Alicia: Agreed! Fiction is my medium because before I’m a writer, I’m a reader. This is what I like to read. I kept trying to find books that resonated with the detail of military experience ringing true. I didn’t find what I was looking for. I read Anthony Swofford’s Jarhead in 2003. I remember thinking that he finally said what needed to be said about some of these experiences, but I felt most comfortable with fictional characters. Living out a different story, but having the grit and the anxiety of service as part of the journey.
The beauty of what you’ve said about Little Falls is that fiction writers can tell multiple female veteran stories in one character. I want the world to dive into these characters, and non-fiction can feel like being a journalist. I’m not a combat veteran and I think it’s important for people to hear from a spectrum of voices in our community with all the labels. I would enjoy your book a thousand times more before a “fancy, so and so”. I can’t wait to read Camille’s voice. I need the characters to pull me forward.
Elizabeth: Yes! Was your main character’s battle buddy, Concepcion, based on anyone you knew in the military? (Or maybe based on several people you knew?)
Alicia: Several people I knew, but some of the stories from basic training are largely true. They are excerpts from my time at Fort Jackson. I had a few battle buddies in my career and the friendships carried me through. They still do today. That bond is never broken. It’s one of the most beautiful things I wanted to highlight for the audience. That we would hold each other accountable on the job but we would also be there no matter what. Typically, female veterans isolate and stay silent because there are just so few of us in comparison to men. I wanted us to have a moment to shine on that part. My second book coming out in 2021 is from Concepcion’s perspective, and I can’t wait for people to hear her voice.
Elizabeth: That’s definitely true! I’m not great about keeping in touch with people, but I was lucky enough to get together with a Navy buddy a couple of years ago while I was in Denver for a conference. It was like we hadn’t seen each other for 15 minutes, rather than 15 years. Congratulations on the second book!
Alicia: Thank you! Congrats on Little Falls! I will be cheering in the review section. Your book baby was just born — August 11, right?

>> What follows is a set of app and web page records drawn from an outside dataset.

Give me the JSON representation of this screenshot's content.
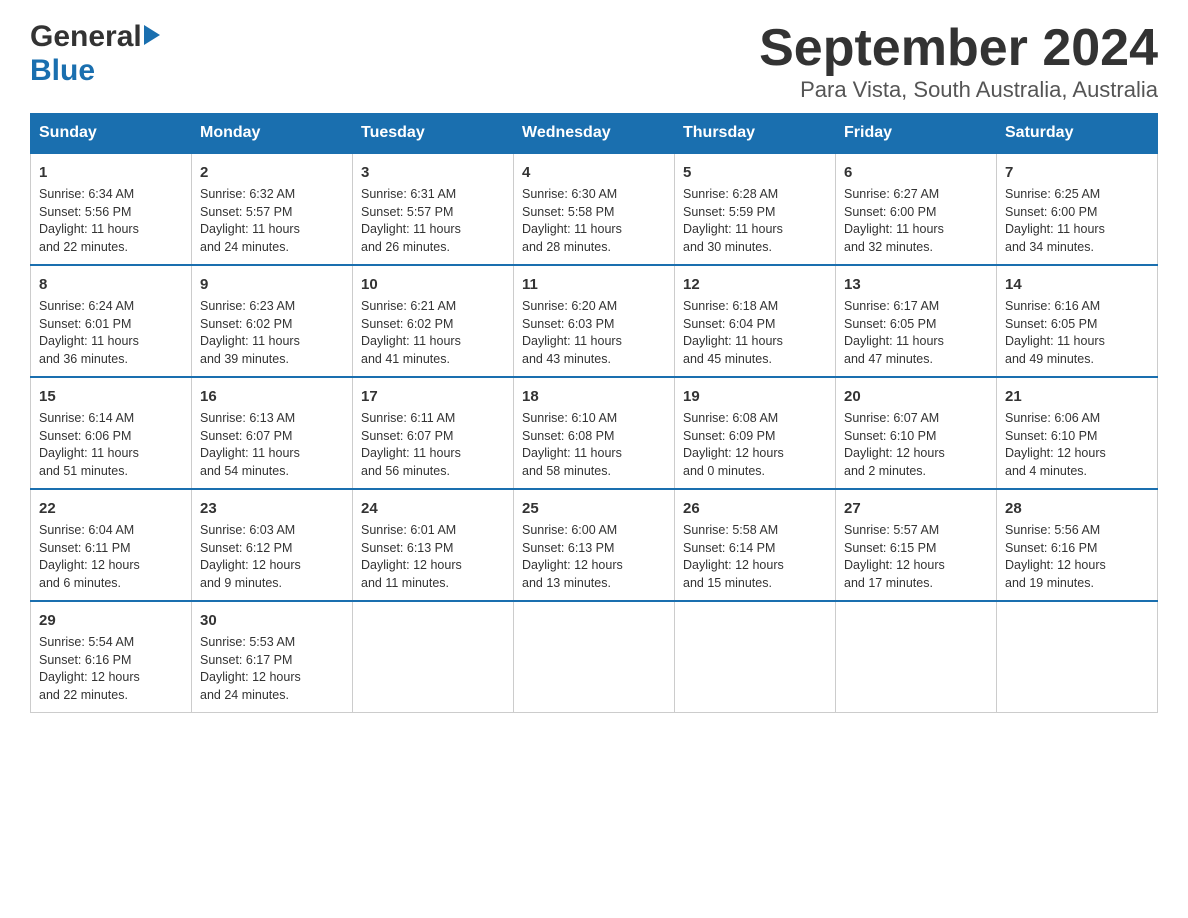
{
  "header": {
    "logo_general": "General",
    "logo_blue": "Blue",
    "month_year": "September 2024",
    "location": "Para Vista, South Australia, Australia"
  },
  "days_of_week": [
    "Sunday",
    "Monday",
    "Tuesday",
    "Wednesday",
    "Thursday",
    "Friday",
    "Saturday"
  ],
  "weeks": [
    [
      {
        "day": 1,
        "sunrise": "6:34 AM",
        "sunset": "5:56 PM",
        "daylight": "11 hours and 22 minutes."
      },
      {
        "day": 2,
        "sunrise": "6:32 AM",
        "sunset": "5:57 PM",
        "daylight": "11 hours and 24 minutes."
      },
      {
        "day": 3,
        "sunrise": "6:31 AM",
        "sunset": "5:57 PM",
        "daylight": "11 hours and 26 minutes."
      },
      {
        "day": 4,
        "sunrise": "6:30 AM",
        "sunset": "5:58 PM",
        "daylight": "11 hours and 28 minutes."
      },
      {
        "day": 5,
        "sunrise": "6:28 AM",
        "sunset": "5:59 PM",
        "daylight": "11 hours and 30 minutes."
      },
      {
        "day": 6,
        "sunrise": "6:27 AM",
        "sunset": "6:00 PM",
        "daylight": "11 hours and 32 minutes."
      },
      {
        "day": 7,
        "sunrise": "6:25 AM",
        "sunset": "6:00 PM",
        "daylight": "11 hours and 34 minutes."
      }
    ],
    [
      {
        "day": 8,
        "sunrise": "6:24 AM",
        "sunset": "6:01 PM",
        "daylight": "11 hours and 36 minutes."
      },
      {
        "day": 9,
        "sunrise": "6:23 AM",
        "sunset": "6:02 PM",
        "daylight": "11 hours and 39 minutes."
      },
      {
        "day": 10,
        "sunrise": "6:21 AM",
        "sunset": "6:02 PM",
        "daylight": "11 hours and 41 minutes."
      },
      {
        "day": 11,
        "sunrise": "6:20 AM",
        "sunset": "6:03 PM",
        "daylight": "11 hours and 43 minutes."
      },
      {
        "day": 12,
        "sunrise": "6:18 AM",
        "sunset": "6:04 PM",
        "daylight": "11 hours and 45 minutes."
      },
      {
        "day": 13,
        "sunrise": "6:17 AM",
        "sunset": "6:05 PM",
        "daylight": "11 hours and 47 minutes."
      },
      {
        "day": 14,
        "sunrise": "6:16 AM",
        "sunset": "6:05 PM",
        "daylight": "11 hours and 49 minutes."
      }
    ],
    [
      {
        "day": 15,
        "sunrise": "6:14 AM",
        "sunset": "6:06 PM",
        "daylight": "11 hours and 51 minutes."
      },
      {
        "day": 16,
        "sunrise": "6:13 AM",
        "sunset": "6:07 PM",
        "daylight": "11 hours and 54 minutes."
      },
      {
        "day": 17,
        "sunrise": "6:11 AM",
        "sunset": "6:07 PM",
        "daylight": "11 hours and 56 minutes."
      },
      {
        "day": 18,
        "sunrise": "6:10 AM",
        "sunset": "6:08 PM",
        "daylight": "11 hours and 58 minutes."
      },
      {
        "day": 19,
        "sunrise": "6:08 AM",
        "sunset": "6:09 PM",
        "daylight": "12 hours and 0 minutes."
      },
      {
        "day": 20,
        "sunrise": "6:07 AM",
        "sunset": "6:10 PM",
        "daylight": "12 hours and 2 minutes."
      },
      {
        "day": 21,
        "sunrise": "6:06 AM",
        "sunset": "6:10 PM",
        "daylight": "12 hours and 4 minutes."
      }
    ],
    [
      {
        "day": 22,
        "sunrise": "6:04 AM",
        "sunset": "6:11 PM",
        "daylight": "12 hours and 6 minutes."
      },
      {
        "day": 23,
        "sunrise": "6:03 AM",
        "sunset": "6:12 PM",
        "daylight": "12 hours and 9 minutes."
      },
      {
        "day": 24,
        "sunrise": "6:01 AM",
        "sunset": "6:13 PM",
        "daylight": "12 hours and 11 minutes."
      },
      {
        "day": 25,
        "sunrise": "6:00 AM",
        "sunset": "6:13 PM",
        "daylight": "12 hours and 13 minutes."
      },
      {
        "day": 26,
        "sunrise": "5:58 AM",
        "sunset": "6:14 PM",
        "daylight": "12 hours and 15 minutes."
      },
      {
        "day": 27,
        "sunrise": "5:57 AM",
        "sunset": "6:15 PM",
        "daylight": "12 hours and 17 minutes."
      },
      {
        "day": 28,
        "sunrise": "5:56 AM",
        "sunset": "6:16 PM",
        "daylight": "12 hours and 19 minutes."
      }
    ],
    [
      {
        "day": 29,
        "sunrise": "5:54 AM",
        "sunset": "6:16 PM",
        "daylight": "12 hours and 22 minutes."
      },
      {
        "day": 30,
        "sunrise": "5:53 AM",
        "sunset": "6:17 PM",
        "daylight": "12 hours and 24 minutes."
      },
      null,
      null,
      null,
      null,
      null
    ]
  ],
  "labels": {
    "sunrise_prefix": "Sunrise: ",
    "sunset_prefix": "Sunset: ",
    "daylight_prefix": "Daylight: "
  }
}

Elizabeth: Thank you, and yes!
(and my 2 year old just woke up and is insisting on typing on my computer…)
Alicia: Oh, perfect! Say hi to the 2 year old! Great talking to you! Thanks, Elizabeth!

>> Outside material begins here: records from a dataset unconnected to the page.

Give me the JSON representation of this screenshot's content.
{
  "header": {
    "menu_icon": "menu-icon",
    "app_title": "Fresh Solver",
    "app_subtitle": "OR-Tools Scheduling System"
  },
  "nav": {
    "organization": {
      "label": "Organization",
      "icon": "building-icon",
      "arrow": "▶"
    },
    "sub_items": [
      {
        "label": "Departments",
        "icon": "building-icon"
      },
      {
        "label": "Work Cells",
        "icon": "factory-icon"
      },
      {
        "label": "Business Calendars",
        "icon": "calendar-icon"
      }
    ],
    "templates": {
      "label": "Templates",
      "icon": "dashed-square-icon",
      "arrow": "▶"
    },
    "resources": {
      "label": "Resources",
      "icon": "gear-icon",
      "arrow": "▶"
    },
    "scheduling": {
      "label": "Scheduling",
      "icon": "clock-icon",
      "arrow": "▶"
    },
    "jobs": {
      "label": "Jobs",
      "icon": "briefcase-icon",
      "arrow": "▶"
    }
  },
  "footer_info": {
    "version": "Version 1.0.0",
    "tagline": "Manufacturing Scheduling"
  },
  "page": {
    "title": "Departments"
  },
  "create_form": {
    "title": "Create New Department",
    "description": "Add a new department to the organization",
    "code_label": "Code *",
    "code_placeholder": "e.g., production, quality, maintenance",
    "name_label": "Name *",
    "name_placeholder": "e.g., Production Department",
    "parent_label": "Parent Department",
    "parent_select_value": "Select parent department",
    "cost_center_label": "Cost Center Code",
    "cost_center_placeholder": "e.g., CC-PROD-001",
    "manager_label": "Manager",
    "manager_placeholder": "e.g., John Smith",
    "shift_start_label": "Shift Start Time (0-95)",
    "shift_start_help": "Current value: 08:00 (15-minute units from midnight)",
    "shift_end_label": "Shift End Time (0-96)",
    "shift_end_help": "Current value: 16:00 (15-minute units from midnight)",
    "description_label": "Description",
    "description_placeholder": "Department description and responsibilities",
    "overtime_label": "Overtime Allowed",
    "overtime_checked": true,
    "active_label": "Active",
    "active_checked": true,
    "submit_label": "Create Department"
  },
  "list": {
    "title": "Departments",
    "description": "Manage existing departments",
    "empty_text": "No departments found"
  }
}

Elizabeth: It was great talking with you! Always terrific to connect with another female veteran (especially the wonderful ones)! Thank you!